# Try it
Return only those lines of the material that contain "JSON".

══════════════════════════════

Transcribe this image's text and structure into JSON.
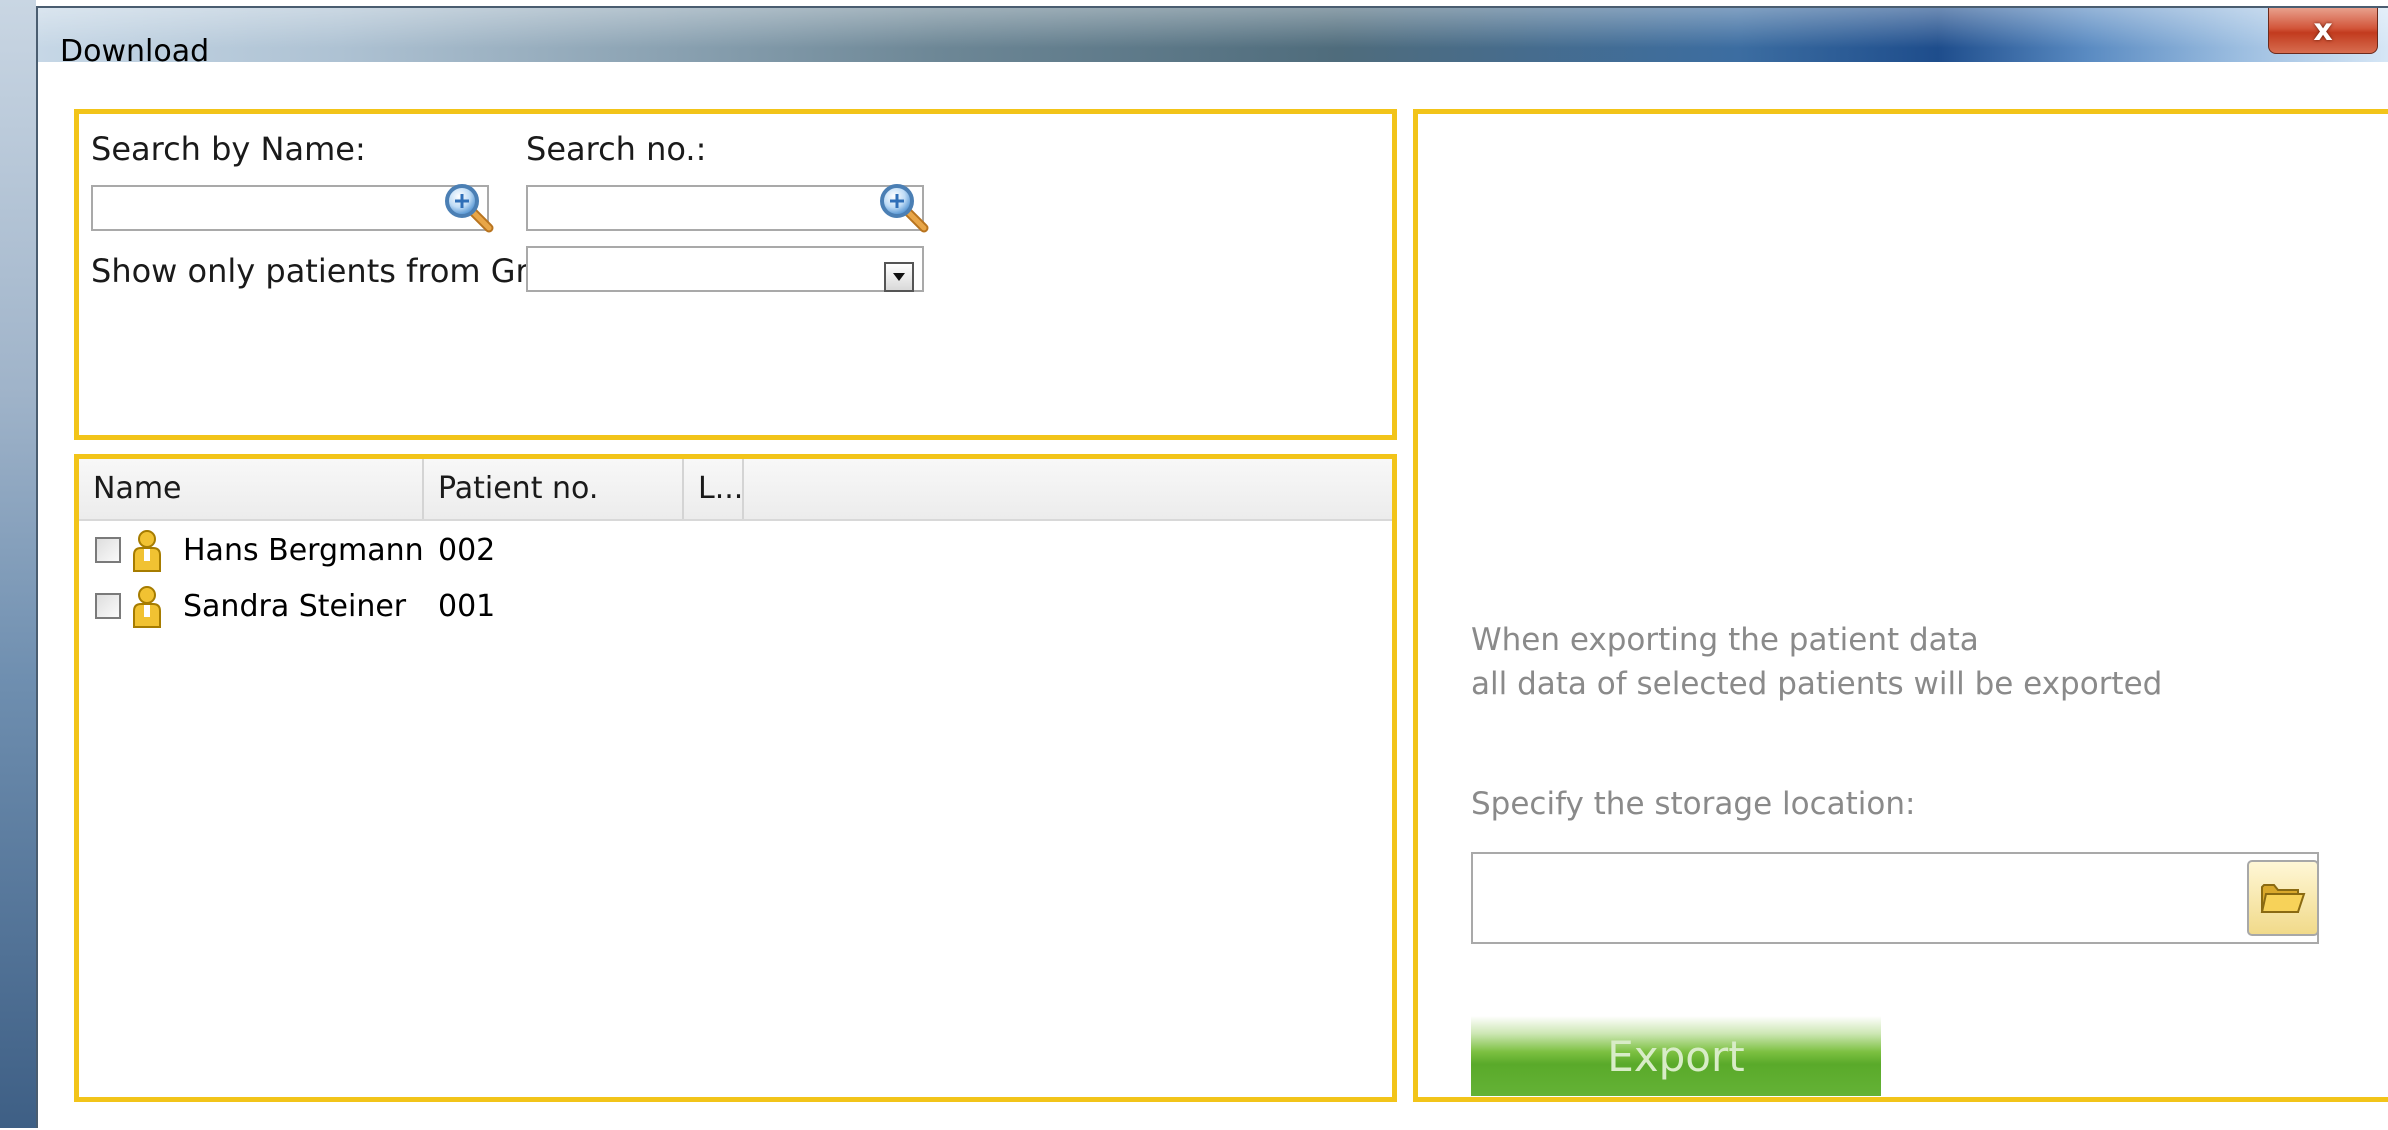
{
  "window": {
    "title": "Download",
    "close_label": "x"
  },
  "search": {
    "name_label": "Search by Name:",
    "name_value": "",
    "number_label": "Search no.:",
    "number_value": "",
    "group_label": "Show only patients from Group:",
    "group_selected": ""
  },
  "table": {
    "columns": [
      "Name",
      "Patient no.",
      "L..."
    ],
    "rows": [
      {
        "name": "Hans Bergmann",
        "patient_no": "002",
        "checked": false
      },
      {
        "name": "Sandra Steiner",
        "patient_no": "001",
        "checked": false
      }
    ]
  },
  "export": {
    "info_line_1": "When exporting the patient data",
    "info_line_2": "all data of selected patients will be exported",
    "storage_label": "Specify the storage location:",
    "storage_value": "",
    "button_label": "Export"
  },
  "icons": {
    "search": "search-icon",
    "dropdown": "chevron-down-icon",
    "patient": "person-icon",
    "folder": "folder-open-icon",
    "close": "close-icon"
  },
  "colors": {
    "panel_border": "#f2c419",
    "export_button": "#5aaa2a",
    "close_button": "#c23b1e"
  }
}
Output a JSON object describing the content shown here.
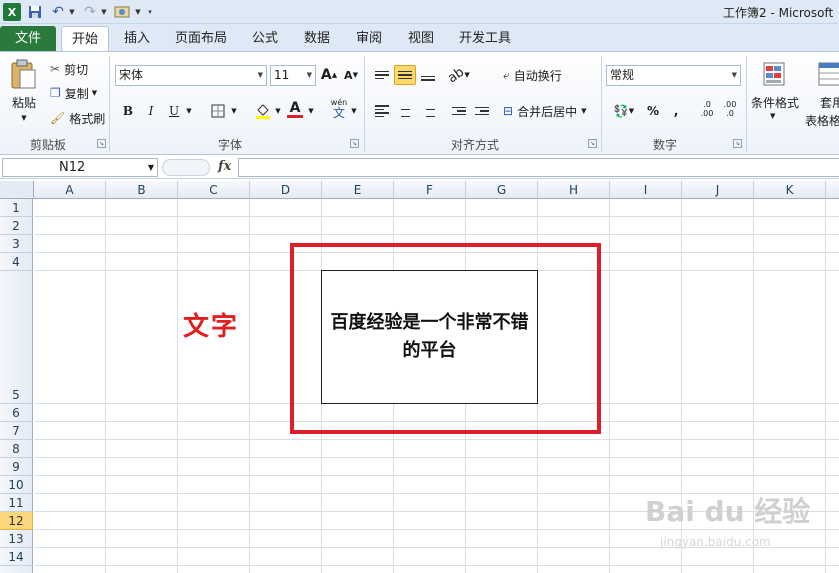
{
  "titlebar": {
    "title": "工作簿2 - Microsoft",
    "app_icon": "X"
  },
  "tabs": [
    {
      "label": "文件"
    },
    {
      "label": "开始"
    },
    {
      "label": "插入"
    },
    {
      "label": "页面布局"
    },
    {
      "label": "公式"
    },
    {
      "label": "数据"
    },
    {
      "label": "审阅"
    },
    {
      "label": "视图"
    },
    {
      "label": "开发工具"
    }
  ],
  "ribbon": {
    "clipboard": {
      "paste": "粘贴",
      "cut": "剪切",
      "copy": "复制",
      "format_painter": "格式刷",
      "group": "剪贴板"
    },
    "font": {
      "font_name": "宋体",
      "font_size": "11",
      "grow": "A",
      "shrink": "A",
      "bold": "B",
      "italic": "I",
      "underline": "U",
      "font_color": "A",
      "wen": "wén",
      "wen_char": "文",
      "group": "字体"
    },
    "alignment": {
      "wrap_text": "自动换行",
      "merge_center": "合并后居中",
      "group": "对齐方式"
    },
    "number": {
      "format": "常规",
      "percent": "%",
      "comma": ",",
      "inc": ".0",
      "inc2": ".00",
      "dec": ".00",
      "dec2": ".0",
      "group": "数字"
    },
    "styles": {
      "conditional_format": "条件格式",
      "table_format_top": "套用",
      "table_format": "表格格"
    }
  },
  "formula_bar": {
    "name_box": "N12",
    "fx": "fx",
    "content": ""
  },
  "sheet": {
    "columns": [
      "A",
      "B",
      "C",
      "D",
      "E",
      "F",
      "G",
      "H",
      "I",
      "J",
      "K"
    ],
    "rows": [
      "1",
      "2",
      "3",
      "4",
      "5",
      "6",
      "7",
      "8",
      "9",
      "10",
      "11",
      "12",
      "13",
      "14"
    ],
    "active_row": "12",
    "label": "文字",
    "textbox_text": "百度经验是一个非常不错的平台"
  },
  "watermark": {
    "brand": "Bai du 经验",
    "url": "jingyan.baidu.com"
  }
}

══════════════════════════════

# Exercise output
Transcribe this image's text and structure into JSON.
Output a JSON object describing the content shown here.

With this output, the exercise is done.